→ **TRY IT**: Each record below needs to be reproduced precisely, though not its pictures.

→ **EXCERPTED DATA**:
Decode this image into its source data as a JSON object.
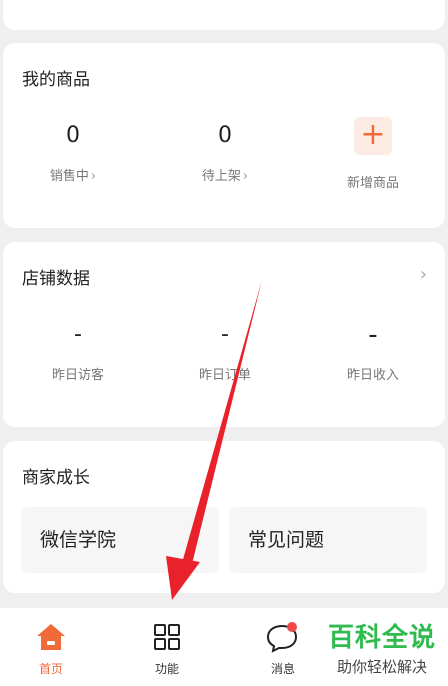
{
  "goods": {
    "title": "我的商品",
    "on_sale_count": "0",
    "on_sale_label": "销售中",
    "pending_count": "0",
    "pending_label": "待上架",
    "add_label": "新增商品"
  },
  "store": {
    "title": "店铺数据",
    "visitors_value": "-",
    "visitors_label": "昨日访客",
    "orders_value": "-",
    "orders_label": "昨日订单",
    "income_value": "-",
    "income_label": "昨日收入"
  },
  "growth": {
    "title": "商家成长",
    "academy": "微信学院",
    "faq": "常见问题"
  },
  "tabbar": {
    "home": "首页",
    "functions": "功能",
    "messages": "消息"
  },
  "watermark": {
    "title": "百科全说",
    "subtitle": "助你轻松解决"
  },
  "colors": {
    "accent": "#f06a3a",
    "badge": "#f04848",
    "annotation_arrow": "#e8212a",
    "watermark_green": "#2fbb4f"
  }
}
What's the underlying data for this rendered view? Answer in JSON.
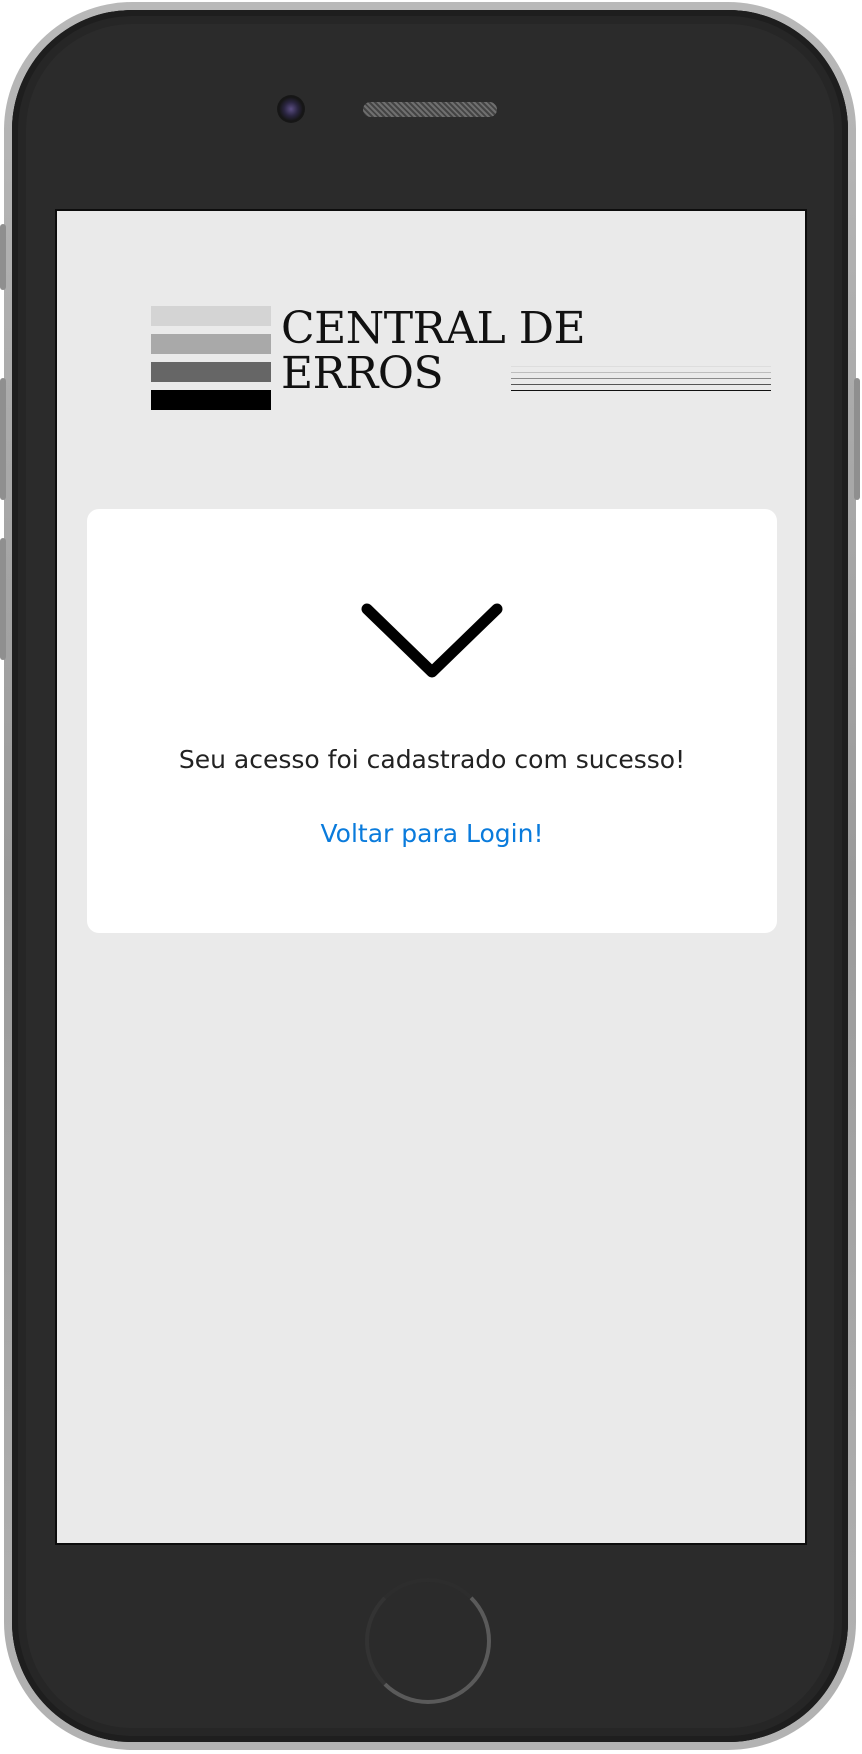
{
  "logo": {
    "line1": "CENTRAL DE",
    "line2": "ERROS",
    "bar_colors": [
      "#d4d4d4",
      "#a9a9a9",
      "#666666",
      "#000000"
    ]
  },
  "success": {
    "icon": "check-icon",
    "message": "Seu acesso foi cadastrado com sucesso!",
    "link_label": "Voltar para Login!"
  },
  "colors": {
    "screen_bg": "#eaeaea",
    "card_bg": "#ffffff",
    "link": "#0a7bdc",
    "frame": "#2b2b2b"
  }
}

→ **ANSWER BOX**:
Decode this image into its source data as a JSON object.
{
  "goods": {
    "title": "我的商品",
    "on_sale_count": "0",
    "on_sale_label": "销售中",
    "pending_count": "0",
    "pending_label": "待上架",
    "add_label": "新增商品"
  },
  "store": {
    "title": "店铺数据",
    "visitors_value": "-",
    "visitors_label": "昨日访客",
    "orders_value": "-",
    "orders_label": "昨日订单",
    "income_value": "-",
    "income_label": "昨日收入"
  },
  "growth": {
    "title": "商家成长",
    "academy": "微信学院",
    "faq": "常见问题"
  },
  "tabbar": {
    "home": "首页",
    "functions": "功能",
    "messages": "消息"
  },
  "watermark": {
    "title": "百科全说",
    "subtitle": "助你轻松解决"
  },
  "colors": {
    "accent": "#f06a3a",
    "badge": "#f04848",
    "annotation_arrow": "#e8212a",
    "watermark_green": "#2fbb4f"
  }
}
What's the underlying data for this rendered view? Answer in JSON.
{
  "logo": {
    "line1": "CENTRAL DE",
    "line2": "ERROS",
    "bar_colors": [
      "#d4d4d4",
      "#a9a9a9",
      "#666666",
      "#000000"
    ]
  },
  "success": {
    "icon": "check-icon",
    "message": "Seu acesso foi cadastrado com sucesso!",
    "link_label": "Voltar para Login!"
  },
  "colors": {
    "screen_bg": "#eaeaea",
    "card_bg": "#ffffff",
    "link": "#0a7bdc",
    "frame": "#2b2b2b"
  }
}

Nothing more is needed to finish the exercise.